= INSTRUCTIONS FOR THE TASK =
Please count the lines in the data below that mention the word "desconto", then give only the total.

= DATA FOR THE TASK =
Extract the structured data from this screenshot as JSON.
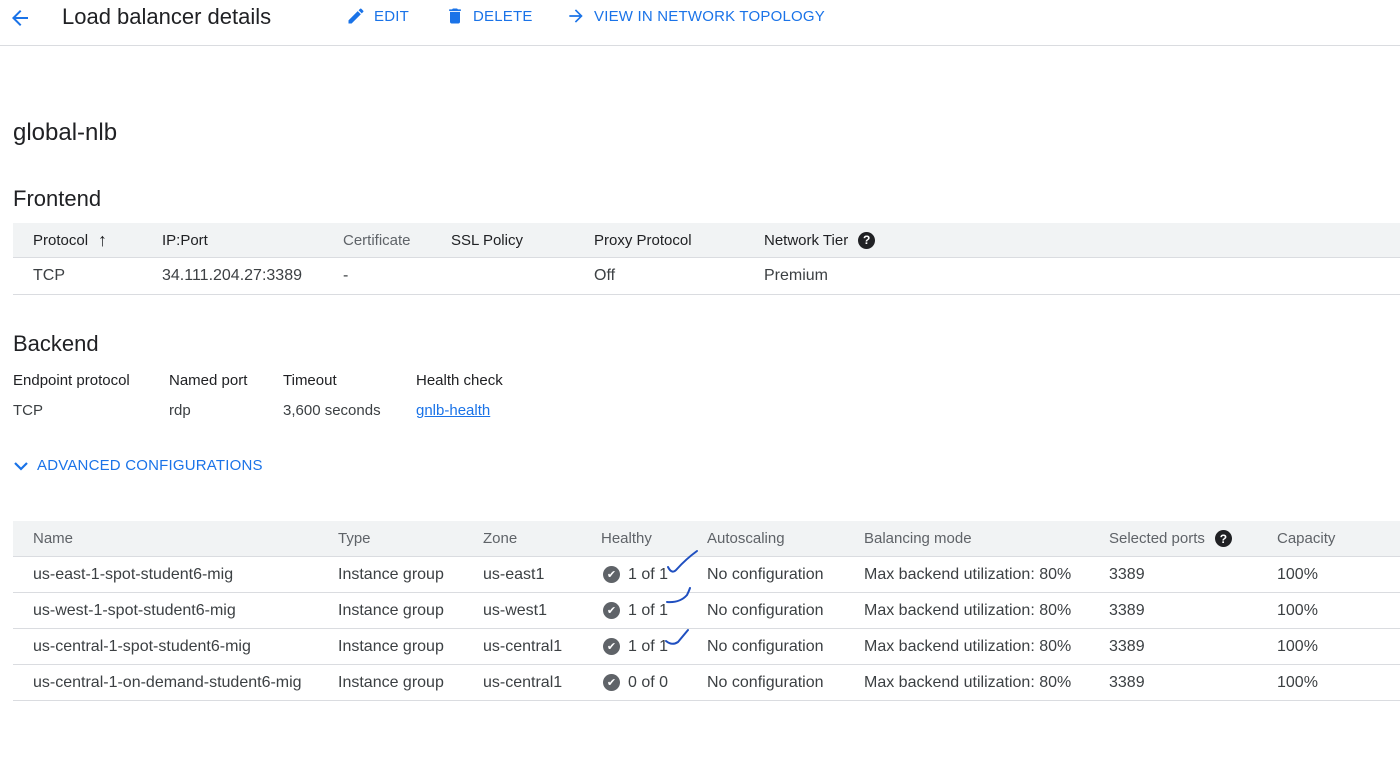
{
  "header": {
    "title": "Load balancer details",
    "actions": {
      "edit": "EDIT",
      "delete": "DELETE",
      "topology": "VIEW IN NETWORK TOPOLOGY"
    }
  },
  "lb_name": "global-nlb",
  "frontend": {
    "title": "Frontend",
    "columns": [
      "Protocol",
      "IP:Port",
      "Certificate",
      "SSL Policy",
      "Proxy Protocol",
      "Network Tier"
    ],
    "row": [
      "TCP",
      "34.111.204.27:3389",
      "-",
      "",
      "Off",
      "Premium"
    ]
  },
  "backend": {
    "title": "Backend",
    "labels": [
      "Endpoint protocol",
      "Named port",
      "Timeout",
      "Health check"
    ],
    "values": [
      "TCP",
      "rdp",
      "3,600 seconds",
      "gnlb-health"
    ]
  },
  "advanced": {
    "label": "ADVANCED CONFIGURATIONS"
  },
  "backends_table": {
    "columns": [
      "Name",
      "Type",
      "Zone",
      "Healthy",
      "Autoscaling",
      "Balancing mode",
      "Selected ports",
      "Capacity"
    ],
    "rows": [
      [
        "us-east-1-spot-student6-mig",
        "Instance group",
        "us-east1",
        "1 of 1",
        "No configuration",
        "Max backend utilization: 80%",
        "3389",
        "100%"
      ],
      [
        "us-west-1-spot-student6-mig",
        "Instance group",
        "us-west1",
        "1 of 1",
        "No configuration",
        "Max backend utilization: 80%",
        "3389",
        "100%"
      ],
      [
        "us-central-1-spot-student6-mig",
        "Instance group",
        "us-central1",
        "1 of 1",
        "No configuration",
        "Max backend utilization: 80%",
        "3389",
        "100%"
      ],
      [
        "us-central-1-on-demand-student6-mig",
        "Instance group",
        "us-central1",
        "0 of 0",
        "No configuration",
        "Max backend utilization: 80%",
        "3389",
        "100%"
      ]
    ]
  },
  "colors": {
    "accent": "#1a73e8",
    "handwriting": "#1f4fc0"
  }
}
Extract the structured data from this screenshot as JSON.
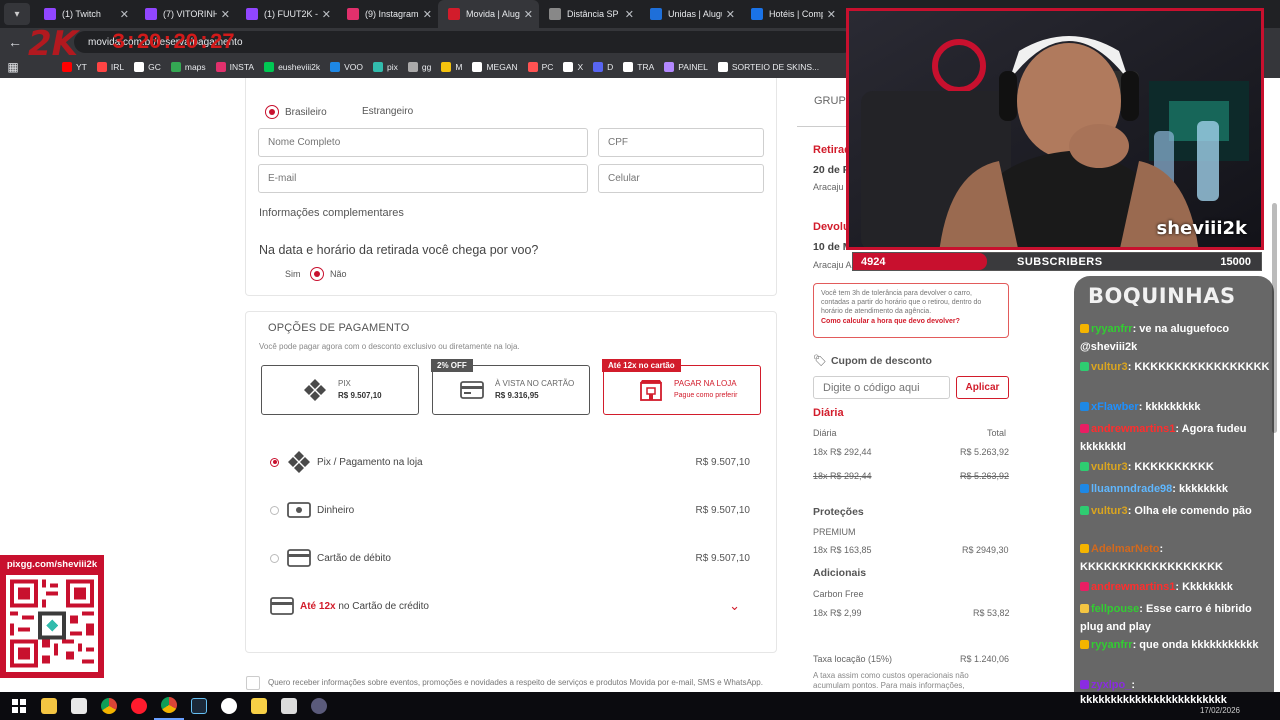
{
  "browser": {
    "tabs": [
      {
        "label": "(1) Twitch",
        "color": "#9146ff"
      },
      {
        "label": "(7) VITORINHA",
        "color": "#9146ff"
      },
      {
        "label": "(1) FUUT2K - T",
        "color": "#9146ff"
      },
      {
        "label": "(9) Instagram",
        "color": "#e1306c"
      },
      {
        "label": "Movida | Alugu",
        "color": "#d21c2b",
        "active": true
      },
      {
        "label": "Distância SP F",
        "color": "#888888"
      },
      {
        "label": "Unidas | Alugu",
        "color": "#1e6fd9"
      },
      {
        "label": "Hotéis | Comp",
        "color": "#1a73e8"
      }
    ],
    "address": "movida.com.br/reserva/pagamento",
    "bookmarks": [
      {
        "label": "YT",
        "color": "#ff0000"
      },
      {
        "label": "IRL",
        "color": "#ff4444"
      },
      {
        "label": "GC",
        "color": "#ffffff"
      },
      {
        "label": "maps",
        "color": "#34a853"
      },
      {
        "label": "INSTA",
        "color": "#e1306c"
      },
      {
        "label": "eusheviii2k",
        "color": "#00c853"
      },
      {
        "label": "VOO",
        "color": "#1e88e5"
      },
      {
        "label": "pix",
        "color": "#32bcad"
      },
      {
        "label": "gg",
        "color": "#aaaaaa"
      },
      {
        "label": "M",
        "color": "#f4c20d"
      },
      {
        "label": "MEGAN",
        "color": "#ffffff"
      },
      {
        "label": "PC",
        "color": "#ff5252"
      },
      {
        "label": "X",
        "color": "#ffffff"
      },
      {
        "label": "D",
        "color": "#5865f2"
      },
      {
        "label": "TRA",
        "color": "#ffffff"
      },
      {
        "label": "PAINEL",
        "color": "#b388ff"
      },
      {
        "label": "SORTEIO DE SKINS...",
        "color": "#ffffff"
      }
    ]
  },
  "overlay": {
    "logo": "2K",
    "timer": "3:20:20:27"
  },
  "form": {
    "nationality": {
      "brasileiro": "Brasileiro",
      "estrangeiro": "Estrangeiro"
    },
    "placeholders": {
      "nome": "Nome Completo",
      "cpf": "CPF",
      "email": "E-mail",
      "celular": "Celular"
    },
    "info_complementares": "Informações complementares",
    "flight_question": "Na data e horário da retirada você chega por voo?",
    "sim": "Sim",
    "nao": "Não"
  },
  "payment": {
    "title": "OPÇÕES DE PAGAMENTO",
    "subtitle": "Você pode pagar agora com o desconto exclusivo ou diretamente na loja.",
    "options": [
      {
        "line1": "PIX",
        "line2": "R$ 9.507,10",
        "ribbon": "",
        "selected": false
      },
      {
        "line1": "À VISTA NO CARTÃO",
        "line2": "R$ 9.316,95",
        "ribbon": "2% OFF",
        "selected": false
      },
      {
        "line1": "PAGAR NA LOJA",
        "line2": "Pague como preferir",
        "ribbon": "Até 12x no cartão",
        "selected": true
      }
    ],
    "methods": [
      {
        "label": "Pix / Pagamento na loja",
        "price": "R$ 9.507,10",
        "selected": true
      },
      {
        "label": "Dinheiro",
        "price": "R$ 9.507,10",
        "selected": false
      },
      {
        "label": "Cartão de débito",
        "price": "R$ 9.507,10",
        "selected": false
      }
    ],
    "credit_prefix": "Até 12x",
    "credit_suffix": " no Cartão de crédito",
    "newsletter": "Quero receber informações sobre eventos, promoções e novidades a respeito de serviços e produtos Movida por e-mail, SMS e WhatsApp."
  },
  "summary": {
    "group": "GRUPO",
    "retirada_title": "Retirada",
    "retirada_date": "20 de Fe",
    "retirada_place": "Aracaju",
    "devolucao_title": "Devolu",
    "devolucao_date": "10 de M",
    "devolucao_place": "Aracaju A",
    "tolerance_text": "Você tem 3h de tolerância para devolver o carro, contadas a partir do horário que o retirou, dentro do horário de atendimento da agência.",
    "tolerance_link": "Como calcular a hora que devo devolver?",
    "cupom_title": "Cupom de desconto",
    "cupom_placeholder": "Digite o código aqui",
    "cupom_button": "Aplicar",
    "diaria_title": "Diária",
    "col_diaria": "Diária",
    "col_total": "Total",
    "diaria_rows": [
      {
        "left": "18x R$ 292,44",
        "right": "R$ 5.263,92",
        "struck": false
      },
      {
        "left": "18x R$ 292,44",
        "right": "R$ 5.263,92",
        "struck": true
      }
    ],
    "protecoes_title": "Proteções",
    "protecao_name": "PREMIUM",
    "protecao_left": "18x R$ 163,85",
    "protecao_right": "R$ 2949,30",
    "adicionais_title": "Adicionais",
    "adicional_name": "Carbon Free",
    "adicional_left": "18x R$ 2,99",
    "adicional_right": "R$ 53,82",
    "taxa_label": "Taxa locação (15%)",
    "taxa_value": "R$ 1.240,06",
    "taxa_note": "A taxa assim como custos operacionais não acumulam pontos. Para mais informações,"
  },
  "stream": {
    "webcam_name": "sheviii2k",
    "subs_current": "4924",
    "subs_label": "SUBSCRIBERS",
    "subs_goal": "15000",
    "subs_progress": 0.3283,
    "qr_url": "pixgg.com/sheviii2k",
    "chat_title": "BOQUINHAS",
    "messages": [
      {
        "user": "ryyanfrr",
        "color": "#32cd32",
        "text": ": ve na aluguefoco @sheviii2k"
      },
      {
        "user": "vultur3",
        "color": "#daa520",
        "text": ": KKKKKKKKKKKKKKKKK"
      },
      {
        "user": "xFlawber",
        "color": "#1e90ff",
        "text": ": kkkkkkkkk"
      },
      {
        "user": "andrewmartins1",
        "color": "#ff2d2d",
        "text": ": Agora fudeu kkkkkkkl"
      },
      {
        "user": "vultur3",
        "color": "#daa520",
        "text": ": KKKKKKKKKK"
      },
      {
        "user": "lluannndrade98",
        "color": "#5fb7ff",
        "text": ": kkkkkkkk"
      },
      {
        "user": "vultur3",
        "color": "#daa520",
        "text": ": Olha ele comendo pão"
      },
      {
        "user": "AdelmarNeto",
        "color": "#d2691e",
        "text": ": KKKKKKKKKKKKKKKKKK"
      },
      {
        "user": "andrewmartins1",
        "color": "#ff2d2d",
        "text": ": Kkkkkkkk"
      },
      {
        "user": "fellpouse",
        "color": "#32cd32",
        "text": ": Esse carro é hibrido plug and play"
      },
      {
        "user": "ryyanfrr",
        "color": "#32cd32",
        "text": ": que onda kkkkkkkkkkk"
      },
      {
        "user": "zyxlpo_",
        "color": "#8a2be2",
        "text": ":"
      }
    ],
    "last_line": "kkkkkkkkkkkkkkkkkkkkkkkk",
    "tray_date": "17/02/2026"
  }
}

= PROBLEM SOLUTION =
2